I teach a very special group of young people, and as a result I have come to develop a very colorful street jargon. It’s hilarious (even to my students) when a middle-aged, gray-haired English-teacher-slash-author starts discussing the hundreds of varieties of marijuana and their potencies, can accurately list the necessary ingredients to go about producing crystal meth via the Shake and Bake method, or can tell you how many years you’re gonna get for a standard B&E if a firearm was involved.

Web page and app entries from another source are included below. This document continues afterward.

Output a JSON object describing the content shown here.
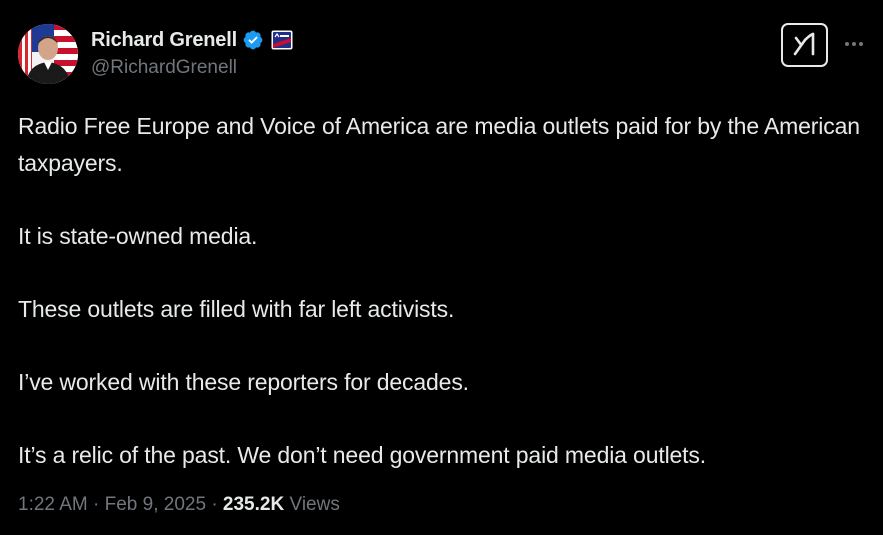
{
  "author": {
    "display_name": "Richard Grenell",
    "handle": "@RichardGrenell",
    "verified": true,
    "avatar_icon": "profile-photo-with-flag",
    "affiliate_badge_icon": "cpac-badge-icon"
  },
  "actions": {
    "grok_icon": "grok-icon",
    "more_icon": "more-options-icon"
  },
  "tweet": {
    "paragraphs": [
      "Radio Free Europe and Voice of America are media outlets paid for by the American taxpayers.",
      "It is state-owned media.",
      "These outlets are filled with far left activists.",
      "I’ve worked with these reporters for decades.",
      "It’s a relic of the past. We don’t need government paid media outlets."
    ]
  },
  "meta": {
    "time": "1:22 AM",
    "separator": "·",
    "date": "Feb 9, 2025",
    "views_count": "235.2K",
    "views_label": "Views"
  },
  "colors": {
    "background": "#000000",
    "text_primary": "#e7e9ea",
    "text_secondary": "#71767b",
    "verified_blue": "#1d9bf0"
  }
}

I have one absolute favoritest street term, though, and it’s mostly because it’s a full-body thing. It involves making an angry face and jerking your arms in front of your torso very quickly while taking a step forward with one foot. You do all of those theatrics while simultaneously announcing, “I’m gonna go ham on you.” You can amend the statement to include “on yo ass” if the situation warrants.

Obviously, being gone ham on is not something that you want to happen to you, ever. I also have to admit that I’ve never actually witnessed a full-on hamming, although I do watch people threaten to ham someone on a daily basis.

Sadly, I’m insanely jealous that going on ham on someone is not a threat that I can use because it just reduces my pork victim to tears of laughter. Trust me, I’ve tried it. Many times. NO ONE was impressed with my angry threat, not even my twelve-year-old, and I even did the jerky arm stompy thing while saying it. Maybe my angry face needs work.

I’ve had to resort to the concept of going pork chop on people instead. It involves actually following through with the hamming, instead of just running your mouth about it, and the jerky posturing thing has now been replaced by a swift punch to the throat with the flat edge of your open hand, hence the “chop” part. Now, in response to hearing someone announce that he is about to “go ham,” I can reply with my threat to “pork chop” him. I had the opportunity to try this out this week, and I’m happy to report that there was no laughter. Lots and lots of confusion and a modicum of lack of air for a few minutes, but no laughter.